• **PROBLEM DESCRIPTION**: Everything in the entries below except the pictures must be returned exactly.

• **DATA SHOWN**:
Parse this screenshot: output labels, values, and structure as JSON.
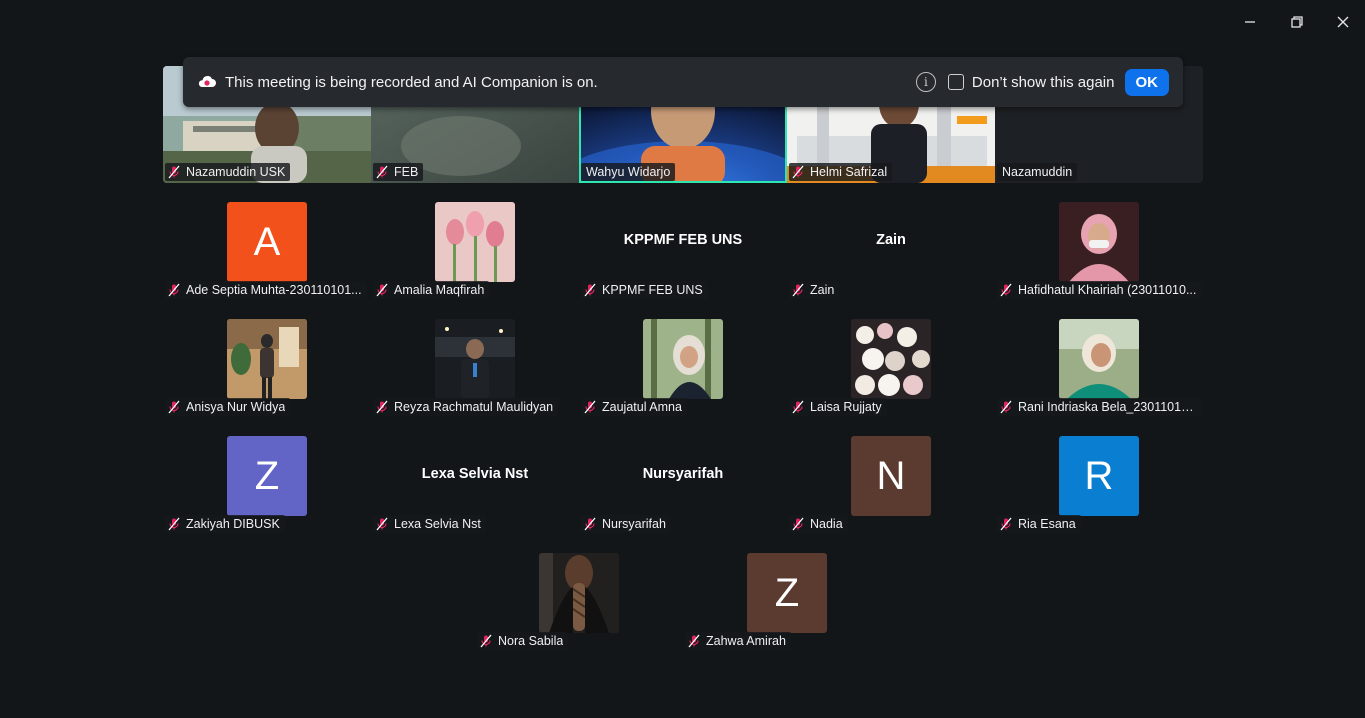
{
  "banner": {
    "text": "This meeting is being recorded and AI Companion is on.",
    "checkbox_label": "Don’t show this again",
    "ok_label": "OK"
  },
  "top_strip": [
    {
      "name": "Nazamuddin USK"
    },
    {
      "name": "FEB"
    },
    {
      "name": "Wahyu Widarjo"
    },
    {
      "name": "Helmi Safrizal"
    },
    {
      "name": "Nazamuddin"
    }
  ],
  "gallery": [
    {
      "name": "Ade Septia Muhta-230110101...",
      "initial": "A",
      "color": "#f2511b"
    },
    {
      "name": "Amalia Maqfirah",
      "photo": "tulips"
    },
    {
      "name": "KPPMF FEB UNS",
      "display": "KPPMF FEB UNS"
    },
    {
      "name": "Zain",
      "display": "Zain"
    },
    {
      "name": "Hafidhatul Khairiah (23011010...",
      "photo": "woman-hijab-pink"
    },
    {
      "name": "Anisya Nur Widya",
      "photo": "woman-cafe"
    },
    {
      "name": "Reyza Rachmatul Maulidyan",
      "photo": "man-night"
    },
    {
      "name": "Zaujatul Amna",
      "photo": "woman-forest"
    },
    {
      "name": "Laisa Rujjaty",
      "photo": "flowers"
    },
    {
      "name": "Rani Indriaska Bela_23011010...",
      "photo": "woman-green"
    },
    {
      "name": "Zakiyah DIBUSK",
      "initial": "Z",
      "color": "#6264c6"
    },
    {
      "name": "Lexa Selvia Nst",
      "display": "Lexa Selvia Nst"
    },
    {
      "name": "Nursyarifah",
      "display": "Nursyarifah"
    },
    {
      "name": "Nadia",
      "initial": "N",
      "color": "#5b3b30"
    },
    {
      "name": "Ria Esana",
      "initial": "R",
      "color": "#0a7fd1"
    },
    {
      "name": "Nora Sabila",
      "photo": "woman-braid"
    },
    {
      "name": "Zahwa Amirah",
      "initial": "Z",
      "color": "#5b3b30"
    }
  ],
  "icons": {
    "mic": "mic-muted-icon",
    "cloud": "cloud-record-icon",
    "info": "info-icon",
    "minimize": "minimize-icon",
    "restore": "restore-icon",
    "close": "close-icon"
  },
  "colors": {
    "background": "#131619",
    "active_speaker": "#2ee6b0",
    "ok_button": "#0e72ed",
    "muted_mic": "#e0245e"
  }
}
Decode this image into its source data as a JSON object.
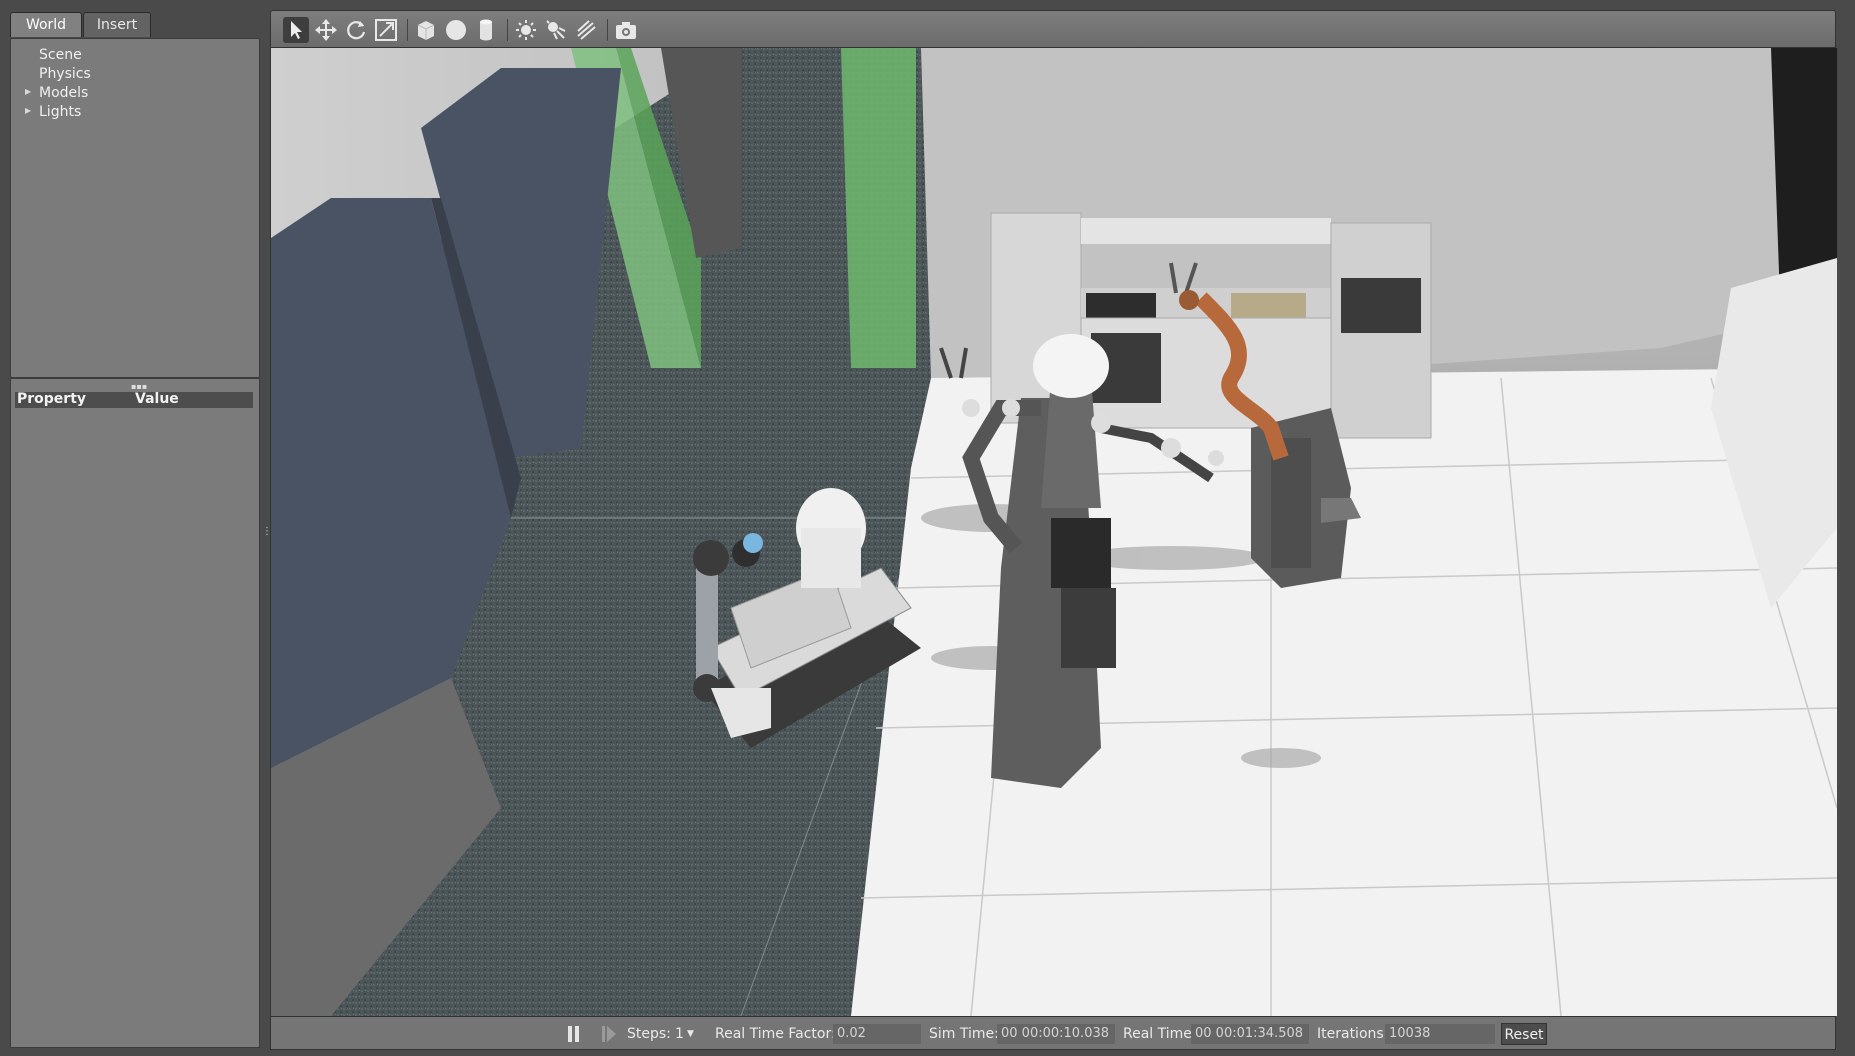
{
  "left_panel": {
    "tabs": [
      "World",
      "Insert"
    ],
    "tree": [
      {
        "label": "Scene",
        "expandable": false
      },
      {
        "label": "Physics",
        "expandable": false
      },
      {
        "label": "Models",
        "expandable": true
      },
      {
        "label": "Lights",
        "expandable": true
      }
    ],
    "property_header": {
      "property": "Property",
      "value": "Value"
    }
  },
  "toolbar": {
    "tools": [
      "select-arrow-icon",
      "translate-icon",
      "rotate-icon",
      "scale-icon",
      "box-icon",
      "sphere-icon",
      "cylinder-icon",
      "point-light-icon",
      "spot-light-icon",
      "directional-light-icon",
      "screenshot-icon"
    ],
    "active_tool": "select-arrow-icon"
  },
  "statusbar": {
    "steps_label": "Steps:",
    "steps_value": "1",
    "rtf_label": "Real Time Factor:",
    "rtf_value": "0.02",
    "sim_time_label": "Sim Time:",
    "sim_time_value": "00 00:00:10.038",
    "real_time_label": "Real Time:",
    "real_time_value": "00 00:01:34.508",
    "iterations_label": "Iterations:",
    "iterations_value": "10038",
    "reset_label": "Reset"
  }
}
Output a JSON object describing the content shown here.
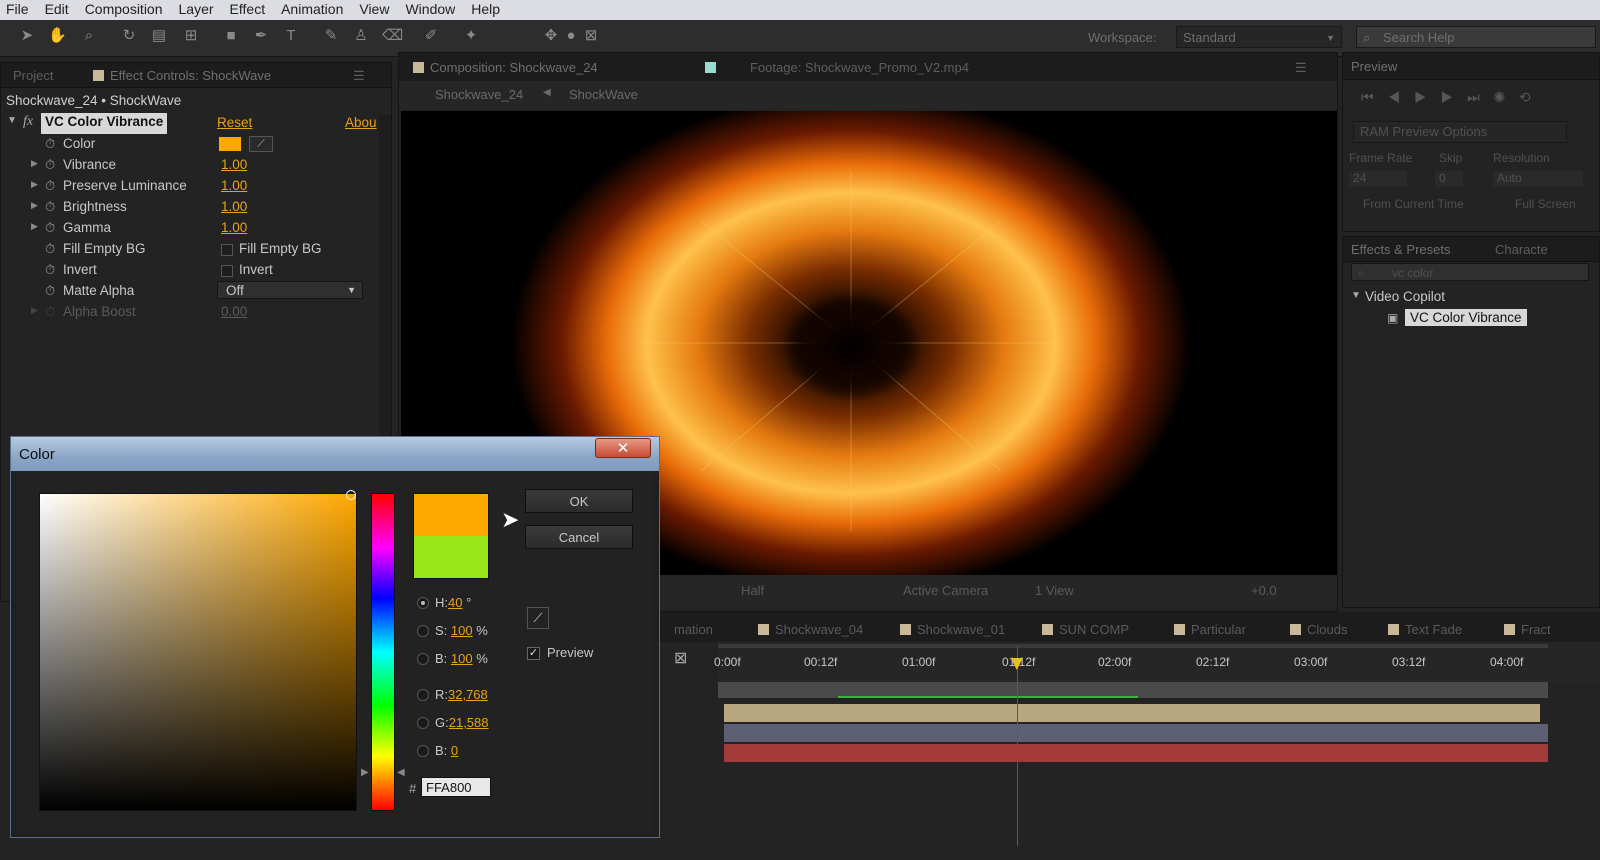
{
  "menu": [
    "File",
    "Edit",
    "Composition",
    "Layer",
    "Effect",
    "Animation",
    "View",
    "Window",
    "Help"
  ],
  "toolbar": {
    "workspace_label": "Workspace:",
    "workspace_value": "Standard",
    "search_placeholder": "Search Help"
  },
  "left_panel": {
    "tabs": [
      "Project",
      "Effect Controls: ShockWave"
    ],
    "breadcrumb": "Shockwave_24 • ShockWave",
    "effect_name": "VC Color Vibrance",
    "reset": "Reset",
    "about": "Abou",
    "color_label": "Color",
    "color_swatch": "#ffa800",
    "params": [
      {
        "name": "Vibrance",
        "value": "1.00"
      },
      {
        "name": "Preserve Luminance",
        "value": "1.00"
      },
      {
        "name": "Brightness",
        "value": "1.00"
      },
      {
        "name": "Gamma",
        "value": "1.00"
      }
    ],
    "fill_empty_bg": {
      "name": "Fill Empty BG",
      "checkbox": "Fill Empty BG"
    },
    "invert": {
      "name": "Invert",
      "checkbox": "Invert"
    },
    "matte_alpha": {
      "name": "Matte Alpha",
      "value": "Off"
    },
    "alpha_boost": {
      "name": "Alpha Boost",
      "value": "0.00"
    }
  },
  "comp_panel": {
    "tabs": [
      "Composition: Shockwave_24",
      "Footage: Shockwave_Promo_V2.mp4"
    ],
    "breadcrumbs": [
      "Shockwave_24",
      "ShockWave"
    ],
    "footer": {
      "resolution": "Half",
      "camera": "Active Camera",
      "view": "1 View",
      "exposure": "+0.0"
    }
  },
  "preview_panel": {
    "tab": "Preview",
    "ram_options": "RAM Preview Options",
    "frame_rate_label": "Frame Rate",
    "skip_label": "Skip",
    "resolution_label": "Resolution",
    "frame_rate": "24",
    "skip": "0",
    "resolution": "Auto",
    "from_current": "From Current Time",
    "full_screen": "Full Screen"
  },
  "effects_panel": {
    "tabs": [
      "Effects & Presets",
      "Characte"
    ],
    "search": "vc color",
    "folder": "Video Copilot",
    "item": "VC Color Vibrance"
  },
  "timeline": {
    "tabs": [
      "mation",
      "Shockwave_04",
      "Shockwave_01",
      "SUN COMP",
      "Particular",
      "Clouds",
      "Text Fade",
      "Fract"
    ],
    "ticks": [
      "0:00f",
      "00:12f",
      "01:00f",
      "01:12f",
      "02:00f",
      "02:12f",
      "03:00f",
      "03:12f",
      "04:00f"
    ],
    "playhead_fraction": 0.36
  },
  "color_dialog": {
    "title": "Color",
    "ok": "OK",
    "cancel": "Cancel",
    "h_label": "H:",
    "h_value": "40",
    "h_unit": "°",
    "s_label": "S:",
    "s_value": "100",
    "s_unit": "%",
    "b_label": "B:",
    "b_value": "100",
    "b_unit": "%",
    "r_label": "R:",
    "r_value": "32,768",
    "g_label": "G:",
    "g_value": "21,588",
    "bb_label": "B:",
    "bb_value": "0",
    "hash": "#",
    "hex": "FFA800",
    "preview_label": "Preview",
    "new_color": "#ffa800",
    "old_color": "#99e619"
  }
}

• **RESPONSE AREA**:
Parse this screenshot: output labels, values, and structure as JSON.
{
  "banner": {
    "text": "This meeting is being recorded and AI Companion is on.",
    "checkbox_label": "Don’t show this again",
    "ok_label": "OK"
  },
  "top_strip": [
    {
      "name": "Nazamuddin USK"
    },
    {
      "name": "FEB"
    },
    {
      "name": "Wahyu Widarjo"
    },
    {
      "name": "Helmi Safrizal"
    },
    {
      "name": "Nazamuddin"
    }
  ],
  "gallery": [
    {
      "name": "Ade Septia Muhta-230110101...",
      "initial": "A",
      "color": "#f2511b"
    },
    {
      "name": "Amalia Maqfirah",
      "photo": "tulips"
    },
    {
      "name": "KPPMF FEB UNS",
      "display": "KPPMF FEB UNS"
    },
    {
      "name": "Zain",
      "display": "Zain"
    },
    {
      "name": "Hafidhatul Khairiah (23011010...",
      "photo": "woman-hijab-pink"
    },
    {
      "name": "Anisya Nur Widya",
      "photo": "woman-cafe"
    },
    {
      "name": "Reyza Rachmatul Maulidyan",
      "photo": "man-night"
    },
    {
      "name": "Zaujatul Amna",
      "photo": "woman-forest"
    },
    {
      "name": "Laisa Rujjaty",
      "photo": "flowers"
    },
    {
      "name": "Rani Indriaska Bela_23011010...",
      "photo": "woman-green"
    },
    {
      "name": "Zakiyah DIBUSK",
      "initial": "Z",
      "color": "#6264c6"
    },
    {
      "name": "Lexa Selvia Nst",
      "display": "Lexa Selvia Nst"
    },
    {
      "name": "Nursyarifah",
      "display": "Nursyarifah"
    },
    {
      "name": "Nadia",
      "initial": "N",
      "color": "#5b3b30"
    },
    {
      "name": "Ria Esana",
      "initial": "R",
      "color": "#0a7fd1"
    },
    {
      "name": "Nora Sabila",
      "photo": "woman-braid"
    },
    {
      "name": "Zahwa Amirah",
      "initial": "Z",
      "color": "#5b3b30"
    }
  ],
  "icons": {
    "mic": "mic-muted-icon",
    "cloud": "cloud-record-icon",
    "info": "info-icon",
    "minimize": "minimize-icon",
    "restore": "restore-icon",
    "close": "close-icon"
  },
  "colors": {
    "background": "#131619",
    "active_speaker": "#2ee6b0",
    "ok_button": "#0e72ed",
    "muted_mic": "#e0245e"
  }
}
Decode this image into its source data as a JSON object.
{
  "left_panel": {
    "tabs": [
      "World",
      "Insert"
    ],
    "tree": [
      {
        "label": "Scene",
        "expandable": false
      },
      {
        "label": "Physics",
        "expandable": false
      },
      {
        "label": "Models",
        "expandable": true
      },
      {
        "label": "Lights",
        "expandable": true
      }
    ],
    "property_header": {
      "property": "Property",
      "value": "Value"
    }
  },
  "toolbar": {
    "tools": [
      "select-arrow-icon",
      "translate-icon",
      "rotate-icon",
      "scale-icon",
      "box-icon",
      "sphere-icon",
      "cylinder-icon",
      "point-light-icon",
      "spot-light-icon",
      "directional-light-icon",
      "screenshot-icon"
    ],
    "active_tool": "select-arrow-icon"
  },
  "statusbar": {
    "steps_label": "Steps:",
    "steps_value": "1",
    "rtf_label": "Real Time Factor:",
    "rtf_value": "0.02",
    "sim_time_label": "Sim Time:",
    "sim_time_value": "00 00:00:10.038",
    "real_time_label": "Real Time:",
    "real_time_value": "00 00:01:34.508",
    "iterations_label": "Iterations:",
    "iterations_value": "10038",
    "reset_label": "Reset"
  }
}
Output a JSON object describing the content shown here.
{
  "menu": [
    "File",
    "Edit",
    "Composition",
    "Layer",
    "Effect",
    "Animation",
    "View",
    "Window",
    "Help"
  ],
  "toolbar": {
    "workspace_label": "Workspace:",
    "workspace_value": "Standard",
    "search_placeholder": "Search Help"
  },
  "left_panel": {
    "tabs": [
      "Project",
      "Effect Controls: ShockWave"
    ],
    "breadcrumb": "Shockwave_24 • ShockWave",
    "effect_name": "VC Color Vibrance",
    "reset": "Reset",
    "about": "Abou",
    "color_label": "Color",
    "color_swatch": "#ffa800",
    "params": [
      {
        "name": "Vibrance",
        "value": "1.00"
      },
      {
        "name": "Preserve Luminance",
        "value": "1.00"
      },
      {
        "name": "Brightness",
        "value": "1.00"
      },
      {
        "name": "Gamma",
        "value": "1.00"
      }
    ],
    "fill_empty_bg": {
      "name": "Fill Empty BG",
      "checkbox": "Fill Empty BG"
    },
    "invert": {
      "name": "Invert",
      "checkbox": "Invert"
    },
    "matte_alpha": {
      "name": "Matte Alpha",
      "value": "Off"
    },
    "alpha_boost": {
      "name": "Alpha Boost",
      "value": "0.00"
    }
  },
  "comp_panel": {
    "tabs": [
      "Composition: Shockwave_24",
      "Footage: Shockwave_Promo_V2.mp4"
    ],
    "breadcrumbs": [
      "Shockwave_24",
      "ShockWave"
    ],
    "footer": {
      "resolution": "Half",
      "camera": "Active Camera",
      "view": "1 View",
      "exposure": "+0.0"
    }
  },
  "preview_panel": {
    "tab": "Preview",
    "ram_options": "RAM Preview Options",
    "frame_rate_label": "Frame Rate",
    "skip_label": "Skip",
    "resolution_label": "Resolution",
    "frame_rate": "24",
    "skip": "0",
    "resolution": "Auto",
    "from_current": "From Current Time",
    "full_screen": "Full Screen"
  },
  "effects_panel": {
    "tabs": [
      "Effects & Presets",
      "Characte"
    ],
    "search": "vc color",
    "folder": "Video Copilot",
    "item": "VC Color Vibrance"
  },
  "timeline": {
    "tabs": [
      "mation",
      "Shockwave_04",
      "Shockwave_01",
      "SUN COMP",
      "Particular",
      "Clouds",
      "Text Fade",
      "Fract"
    ],
    "ticks": [
      "0:00f",
      "00:12f",
      "01:00f",
      "01:12f",
      "02:00f",
      "02:12f",
      "03:00f",
      "03:12f",
      "04:00f"
    ],
    "playhead_fraction": 0.36
  },
  "color_dialog": {
    "title": "Color",
    "ok": "OK",
    "cancel": "Cancel",
    "h_label": "H:",
    "h_value": "40",
    "h_unit": "°",
    "s_label": "S:",
    "s_value": "100",
    "s_unit": "%",
    "b_label": "B:",
    "b_value": "100",
    "b_unit": "%",
    "r_label": "R:",
    "r_value": "32,768",
    "g_label": "G:",
    "g_value": "21,588",
    "bb_label": "B:",
    "bb_value": "0",
    "hash": "#",
    "hex": "FFA800",
    "preview_label": "Preview",
    "new_color": "#ffa800",
    "old_color": "#99e619"
  }
}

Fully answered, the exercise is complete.